  1. Joel, I share the same thoughts but have never been able to express them in words. I agree wholeheartedly to what you have said and will definitely use it in conversation. I remember arguing with other Christians online about seeing The Da Vinci Code to find out what it's about first before you go and boycott it as most of them refused to watch or read it in the first place. It's a hard topic to argue, but I'm glad that we share the same thoughts.

    On a related note, I'm not rushing out the door to watch The Golden Compass because it just doesn't look very entertaining to me; not because I disagree with the author's intentions. Still, I wouldn't rule out the movie as a whole.

  2. so interesting that you wrote on this. a coworker- not a believer- just was asking me if i was going to see it b/c all these christians were upset about it (etc)....i, unlike cam, have actually been wanting to see it. i am a big fan of adventure-fantasy and there is not enough made in this genre. completely agree with what you wrote. cool to hear your thoughts. obivously not taking the kids- but while we need to protect them, through certain ages, training is constant.

  3. Cam-
    Glad we're on the same page. Did you ever see the Da Vinci Code? I never did...but I heard it was pretty lame.

    I too love fantasy--Lord of the Rings and Chronicles of Narnia rock!--so I am interesting in seeing the movie. Probably not in theaters, but at least a rental.

    And good call on not taking the kids, there's a balance between protecting children and having them carefully engage their world. You wouldn't want to take a 5-year-old to see some rated-R movie so you could have a discussion afterwards! That would be the other side of lacking of discernment.

  4. thanks joel for speaking out on this. I agree with you, while a lot of Christians that I know personally are telling me that I shouldn't see it, I think that Christians NEED to see it in order to even be valid critics. The movie will still be a display of God through creativity and art at its base level. Even if it does prompt atheistic themes we can hate what is evil in the story and cling to what is good in the story.

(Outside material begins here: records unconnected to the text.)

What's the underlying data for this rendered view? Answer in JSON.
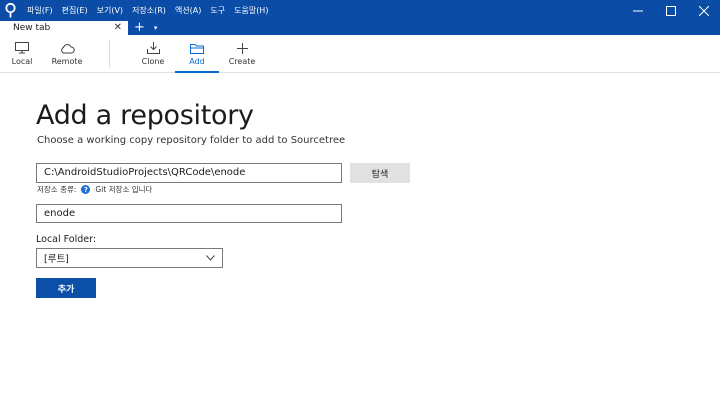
{
  "menu": {
    "items": [
      "파일(F)",
      "편집(E)",
      "보기(V)",
      "저장소(R)",
      "액션(A)",
      "도구",
      "도움말(H)"
    ]
  },
  "window": {
    "minimize": "—",
    "maximize": "☐",
    "close": "✕"
  },
  "tabs": {
    "active_label": "New tab",
    "close_glyph": "✕",
    "add_glyph": "+",
    "menu_glyph": "▾"
  },
  "toolbar": {
    "local": "Local",
    "remote": "Remote",
    "clone": "Clone",
    "add": "Add",
    "create": "Create",
    "active": "add"
  },
  "main": {
    "title": "Add a repository",
    "subtitle": "Choose a working copy repository folder to add to Sourcetree",
    "path_value": "C:\\AndroidStudioProjects\\QRCode\\enode",
    "browse_label": "탐색",
    "repo_type_label": "저장소 종류:",
    "repo_type_value": "Git 저장소 입니다",
    "name_value": "enode",
    "local_folder_label": "Local Folder:",
    "local_folder_value": "[루트]",
    "add_button_label": "추가"
  },
  "colors": {
    "titlebar": "#0a4ca6",
    "accent": "#0a6cce",
    "primary_button": "#0b4fa8"
  }
}
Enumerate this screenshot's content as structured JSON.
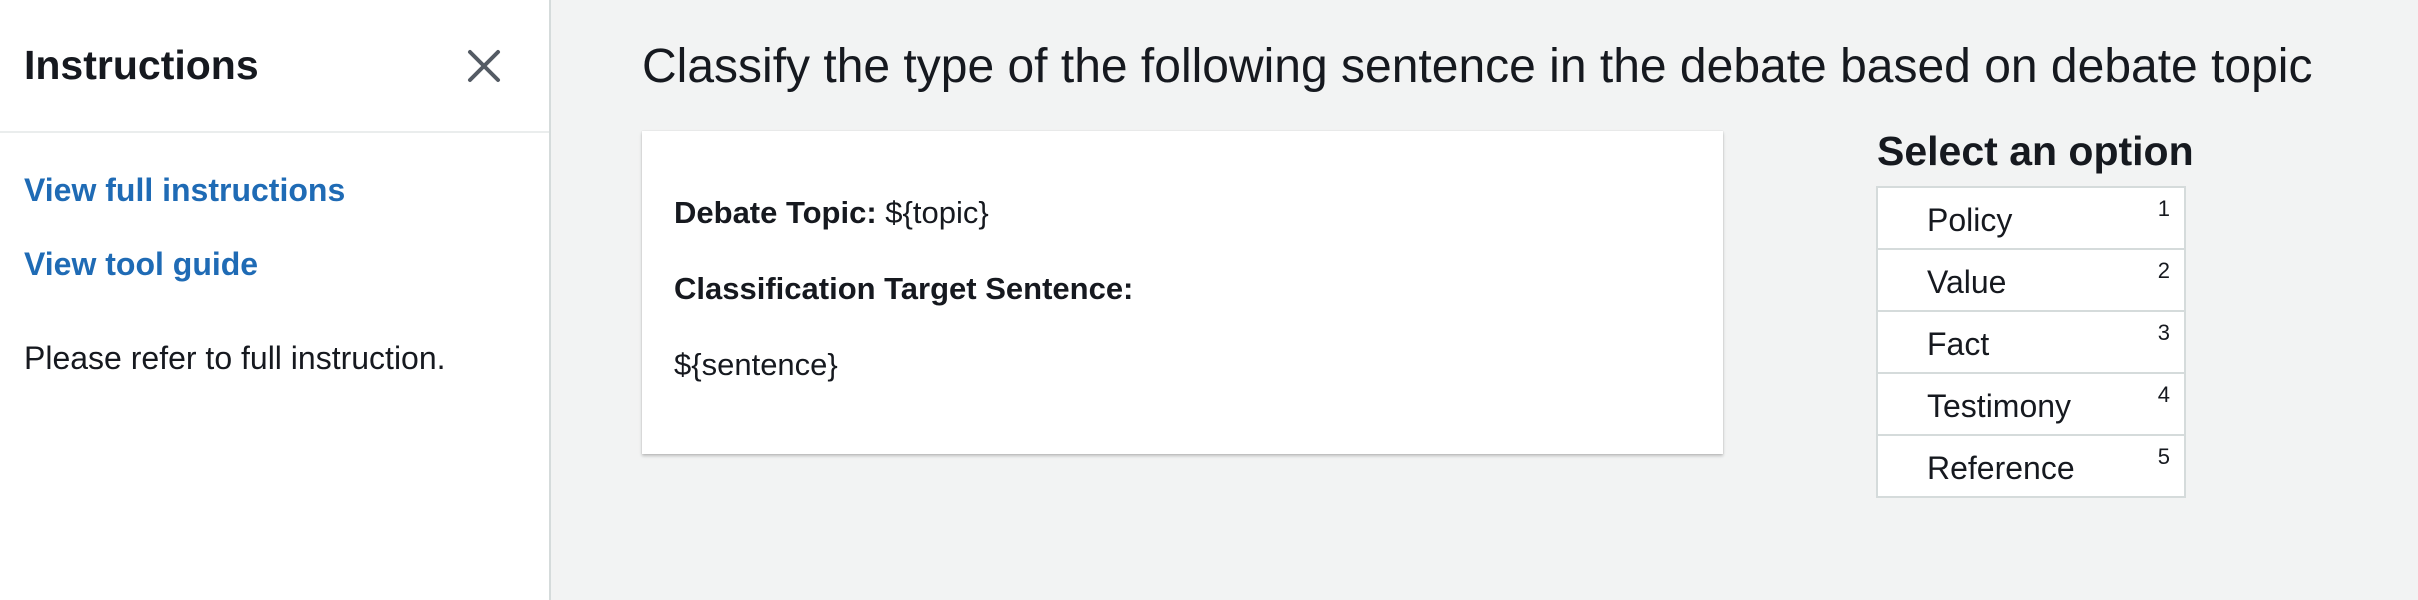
{
  "sidebar": {
    "title": "Instructions",
    "close_icon": "close-icon",
    "links": {
      "full_instructions": "View full instructions",
      "tool_guide": "View tool guide"
    },
    "note": "Please refer to full instruction."
  },
  "main": {
    "heading": "Classify the type of the following sentence in the debate based on debate topic",
    "card": {
      "topic_label": "Debate Topic:",
      "topic_value": "${topic}",
      "target_label": "Classification Target Sentence:",
      "sentence_value": "${sentence}"
    }
  },
  "options": {
    "title": "Select an option",
    "items": [
      {
        "label": "Policy",
        "key": "1"
      },
      {
        "label": "Value",
        "key": "2"
      },
      {
        "label": "Fact",
        "key": "3"
      },
      {
        "label": "Testimony",
        "key": "4"
      },
      {
        "label": "Reference",
        "key": "5"
      }
    ]
  },
  "colors": {
    "link": "#1f6bb5",
    "background": "#f2f3f3",
    "text": "#16191f",
    "border": "#d5dbdb"
  }
}
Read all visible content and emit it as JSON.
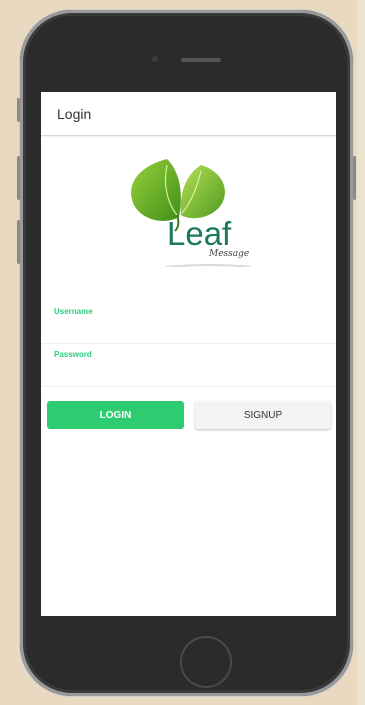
{
  "header": {
    "title": "Login"
  },
  "logo": {
    "name": "Leaf",
    "tagline": "Message"
  },
  "form": {
    "username": {
      "label": "Username",
      "value": ""
    },
    "password": {
      "label": "Password",
      "value": ""
    }
  },
  "buttons": {
    "login": "LOGIN",
    "signup": "SIGNUP"
  },
  "colors": {
    "accent": "#2ecc71",
    "label": "#2fcf7d",
    "logo_text": "#1a7a53",
    "leaf": "#7fbf2a"
  }
}
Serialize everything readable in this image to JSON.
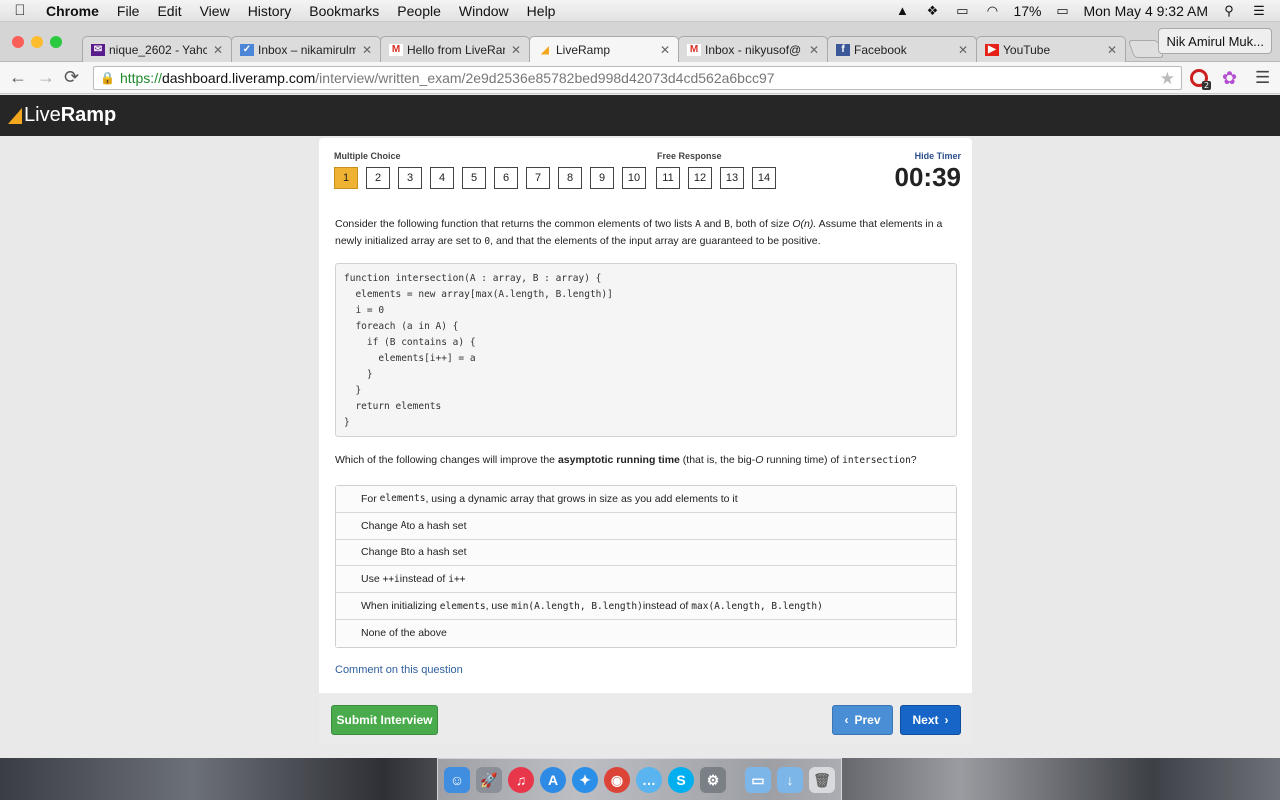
{
  "menubar": {
    "app": "Chrome",
    "items": [
      "File",
      "Edit",
      "View",
      "History",
      "Bookmarks",
      "People",
      "Window",
      "Help"
    ],
    "battery": "17%",
    "clock": "Mon May 4  9:32 AM"
  },
  "tabs": [
    {
      "title": "nique_2602 - Yahc",
      "icon": "yahoo-mail-icon",
      "color": "#5b1c8c"
    },
    {
      "title": "Inbox – nikamirulm",
      "icon": "inbox-icon",
      "color": "#4b86d8"
    },
    {
      "title": "Hello from LiveRar",
      "icon": "gmail-icon",
      "color": "#d93025"
    },
    {
      "title": "LiveRamp",
      "icon": "liveramp-icon",
      "color": "#f3a71e"
    },
    {
      "title": "Inbox - nikyusof@",
      "icon": "gmail-icon",
      "color": "#d93025"
    },
    {
      "title": "Facebook",
      "icon": "facebook-icon",
      "color": "#3b5998"
    },
    {
      "title": "YouTube",
      "icon": "youtube-icon",
      "color": "#e62117"
    }
  ],
  "profile_name": "Nik Amirul Muk...",
  "url": {
    "scheme": "https://",
    "host": "dashboard.liveramp.com",
    "path": "/interview/written_exam/2e9d2536e85782bed998d42073d4cd562a6bcc97"
  },
  "extension_badge": "2",
  "brand": {
    "light": "Live",
    "bold": "Ramp"
  },
  "exam": {
    "mc_label": "Multiple Choice",
    "fr_label": "Free Response",
    "hide_timer": "Hide Timer",
    "timer": "00:39",
    "current_question": 1,
    "question_numbers": [
      "1",
      "2",
      "3",
      "4",
      "5",
      "6",
      "7",
      "8",
      "9",
      "10",
      "11",
      "12",
      "13",
      "14"
    ],
    "prompt_part1": "Consider the following function that returns the common elements of two lists ",
    "prompt_A": "A",
    "prompt_and": " and ",
    "prompt_B": "B",
    "prompt_part2": ", both of size ",
    "prompt_size": "O(n).",
    "prompt_part3": " Assume that elements in a newly initialized array are set to ",
    "prompt_zero": "0",
    "prompt_part4": ", and that the elements of the input array are guaranteed to be positive.",
    "code": "function intersection(A : array, B : array) {\n  elements = new array[max(A.length, B.length)]\n  i = 0\n  foreach (a in A) {\n    if (B contains a) {\n      elements[i++] = a\n    }\n  }\n  return elements\n}",
    "q2_part1": "Which of the following changes will improve the ",
    "q2_bold": "asymptotic running time",
    "q2_part2": " (that is, the big-",
    "q2_O": "O",
    "q2_part3": " running time) of ",
    "q2_fn": "intersection",
    "q2_part4": "?",
    "options": [
      {
        "pre": "For ",
        "code": "elements",
        "post": ", using a dynamic array that grows in size as you add elements to it"
      },
      {
        "pre": "Change ",
        "code": "A",
        "post": " to a hash set"
      },
      {
        "pre": "Change ",
        "code": "B",
        "post": " to a hash set"
      },
      {
        "pre": "Use ",
        "code": "++i",
        "post": " instead of ",
        "code2": "i++"
      },
      {
        "pre": "When initializing ",
        "code": "elements",
        "post": ", use ",
        "code2": "min(A.length, B.length)",
        "post2": " instead of ",
        "code3": "max(A.length, B.length)"
      },
      {
        "pre": "None of the above"
      }
    ],
    "comment_link": "Comment on this question",
    "submit_label": "Submit Interview",
    "prev_label": "Prev",
    "next_label": "Next"
  },
  "dock": [
    {
      "name": "finder-icon",
      "color": "#3f8ee0",
      "glyph": "☺"
    },
    {
      "name": "launchpad-icon",
      "color": "#8a8f98",
      "glyph": "🚀"
    },
    {
      "name": "itunes-icon",
      "color": "#e8364a",
      "glyph": "♫"
    },
    {
      "name": "app-store-icon",
      "color": "#2d8be6",
      "glyph": "A"
    },
    {
      "name": "safari-icon",
      "color": "#2a8fe8",
      "glyph": "✦"
    },
    {
      "name": "chrome-icon",
      "color": "#db4437",
      "glyph": "◉"
    },
    {
      "name": "messages-icon",
      "color": "#5ab4f0",
      "glyph": "…"
    },
    {
      "name": "skype-icon",
      "color": "#00aff0",
      "glyph": "S"
    },
    {
      "name": "system-preferences-icon",
      "color": "#7b7f86",
      "glyph": "⚙"
    },
    {
      "name": "applications-folder-icon",
      "color": "#7cb6e8",
      "glyph": "▭"
    },
    {
      "name": "downloads-folder-icon",
      "color": "#7cb6e8",
      "glyph": "↓"
    },
    {
      "name": "trash-icon",
      "color": "#d9dadd",
      "glyph": "🗑"
    }
  ]
}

  5. I saw The Da Vinci Code opening weekend. I can definitely tell that the book would be very entertaining to read. Lots of twists and turns; the type of stuff I love reading/watching. The film isn't terrible, but it's nothing special either. Worth a watch or two.

  6. Hmmm... as I thought, Rotten Tomatoes has TGC at 44% right now. Not very impressive, so I doubt I'll be seeing this one in the theatres. Might be download worthy.